dollars in recent years by their reading of royalty rules.
Less than 5 percent of Cloud Peak coal was shipped to Asia
last year, but that accounted for nearly 19 percent of total
revenue, or about $290 million. A year earlier, Asian sales were
only 3.4 percent of the total volume but 12 percent of revenue.
Cloud Peak, Peabody Energy and Arch Coal all
declined to explain how they book their Asia business, but a
large share of Powder River Basin sales passes through traders.
Sales to brokers and traders are allowed, but royalty rules
assume that those buyers' economic interest is opposite to
miners'. Sales to in-house or affiliated traders are due more
scrutiny under the law.
"We are familiar with the rules around both arms-length and
non-arms-length transaction and fully comply with both," said
Vic Svec, a Peabody Energy spokesman, referring to the
principle that is supposed to guide such sales.
Arch Coal declined to comment on its trading
business, and Cloud Peak said it faces frequent audits from
state and federal officials to make sure it follows the rules.
"In my neighborhood, I don't stop at every block. I could.

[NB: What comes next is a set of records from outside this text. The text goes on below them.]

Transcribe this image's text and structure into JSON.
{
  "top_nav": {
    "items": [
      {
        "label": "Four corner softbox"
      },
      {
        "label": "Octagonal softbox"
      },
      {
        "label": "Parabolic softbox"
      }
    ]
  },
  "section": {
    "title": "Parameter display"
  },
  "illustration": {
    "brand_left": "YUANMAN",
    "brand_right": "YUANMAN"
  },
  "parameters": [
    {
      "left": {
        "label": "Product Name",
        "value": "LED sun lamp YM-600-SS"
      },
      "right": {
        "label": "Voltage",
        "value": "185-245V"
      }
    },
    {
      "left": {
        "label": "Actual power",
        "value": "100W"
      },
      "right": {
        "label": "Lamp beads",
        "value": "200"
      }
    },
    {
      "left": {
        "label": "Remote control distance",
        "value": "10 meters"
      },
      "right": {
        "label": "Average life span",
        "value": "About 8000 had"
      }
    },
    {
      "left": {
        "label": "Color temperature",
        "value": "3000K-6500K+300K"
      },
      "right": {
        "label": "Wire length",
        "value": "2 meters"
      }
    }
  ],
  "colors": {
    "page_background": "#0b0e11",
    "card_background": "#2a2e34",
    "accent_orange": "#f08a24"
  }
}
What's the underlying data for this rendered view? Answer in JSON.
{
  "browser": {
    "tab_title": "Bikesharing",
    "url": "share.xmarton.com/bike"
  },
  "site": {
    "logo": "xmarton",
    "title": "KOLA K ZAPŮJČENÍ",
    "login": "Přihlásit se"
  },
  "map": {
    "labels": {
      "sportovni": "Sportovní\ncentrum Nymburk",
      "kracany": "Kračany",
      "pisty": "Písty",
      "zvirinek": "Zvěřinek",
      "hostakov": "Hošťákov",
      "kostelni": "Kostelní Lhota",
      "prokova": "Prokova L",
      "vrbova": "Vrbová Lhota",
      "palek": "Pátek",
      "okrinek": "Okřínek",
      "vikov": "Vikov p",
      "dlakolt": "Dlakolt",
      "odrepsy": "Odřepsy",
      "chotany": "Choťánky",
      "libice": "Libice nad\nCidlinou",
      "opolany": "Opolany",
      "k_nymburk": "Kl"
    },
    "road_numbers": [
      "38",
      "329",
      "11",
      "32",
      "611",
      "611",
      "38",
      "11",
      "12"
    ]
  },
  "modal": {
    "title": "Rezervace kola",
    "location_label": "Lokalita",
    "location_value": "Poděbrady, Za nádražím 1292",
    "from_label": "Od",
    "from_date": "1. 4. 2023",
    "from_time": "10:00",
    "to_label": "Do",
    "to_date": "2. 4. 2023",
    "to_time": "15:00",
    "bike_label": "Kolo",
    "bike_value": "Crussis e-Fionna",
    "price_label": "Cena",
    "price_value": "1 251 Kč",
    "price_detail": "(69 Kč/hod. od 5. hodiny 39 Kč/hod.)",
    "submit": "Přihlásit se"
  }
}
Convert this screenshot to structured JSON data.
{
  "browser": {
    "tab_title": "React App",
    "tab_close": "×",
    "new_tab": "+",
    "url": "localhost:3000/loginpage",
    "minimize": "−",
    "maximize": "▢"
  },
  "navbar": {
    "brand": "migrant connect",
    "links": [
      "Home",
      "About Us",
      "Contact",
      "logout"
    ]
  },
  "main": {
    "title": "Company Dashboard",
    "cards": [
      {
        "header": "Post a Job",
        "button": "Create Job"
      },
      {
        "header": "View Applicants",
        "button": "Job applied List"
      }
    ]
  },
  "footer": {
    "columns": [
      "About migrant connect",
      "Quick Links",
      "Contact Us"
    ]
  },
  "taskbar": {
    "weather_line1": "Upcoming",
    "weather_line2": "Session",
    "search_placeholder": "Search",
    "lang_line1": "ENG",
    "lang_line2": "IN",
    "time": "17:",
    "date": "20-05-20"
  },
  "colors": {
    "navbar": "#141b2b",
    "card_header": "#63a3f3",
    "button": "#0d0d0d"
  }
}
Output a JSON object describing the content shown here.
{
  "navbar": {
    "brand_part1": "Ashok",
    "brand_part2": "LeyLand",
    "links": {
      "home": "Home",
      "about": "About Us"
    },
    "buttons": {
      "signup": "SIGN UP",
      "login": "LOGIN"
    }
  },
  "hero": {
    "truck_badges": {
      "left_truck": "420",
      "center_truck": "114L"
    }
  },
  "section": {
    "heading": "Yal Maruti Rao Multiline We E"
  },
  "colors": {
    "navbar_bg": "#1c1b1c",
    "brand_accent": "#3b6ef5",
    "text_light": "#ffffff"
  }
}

But that's not where the stop signs are," said Cloud Peak's
Kimrey. "You can say you don't like the regulations, but we play
by the rules."
Former and current officials said the government has been
slow to understand the power of foreign markets or protect the
taxpayer's stake in those lucrative sales.
"Exports were simply not on the radar," said Bob Abbey, who
in May stepped down as head of the Bureau of Land Management,
the agency that grants federal coal leases. [ID: nL1E8L5GU0]
A PRECEDENT IN GAS
While the industry says it is acting aboveboard, outside
lawyers point to a natural gas precedent that they say further
indicates the issue is far from settled.
In the late 1970s, Marathon Oil Corp used a similar
accounting system to settle royalties on natural gas that was
produced in Alaska but sold to Japan.
A federal court eventually told Marathon to pay out
royalties based on the overseas value. Officials leveled a $10
million fine against Marathon.
Peter Appel, a former Justice Department attorney, said the
case showed that officials expect taxpayers to get a taste of
the true gains on exported fuel.
"This ruling should give officials confidence to give a hard
look at coal sales," said Appel, who prosecuted cases for the
DOJ's Environment and Natural Resources Division and teaches at
the University of Georgia School of Law.
And lax royalties oversight is not simply a matter for
federal officials since third parties can sue the government for
failing to collect, said Erika Kelton of Phillips & Cohen LLP
who represents whistleblowers in federal fraud cases.
"Energy companies have been called to task for missing these
payments," she said, noting that major oil and gas companies
have paid out hundreds of millions of dollars to settle false
claim charges on royalty reports.
Whistleblower statutes are tools environmental advocates can
use to shine a light on issues like coal royalties, said Theo
Spencer who works on coal and climate change issues at the
Natural Resources Defense Council.
"We're considering several promising legal angles to address
what is clearly a flawed process," he said on Tuesday.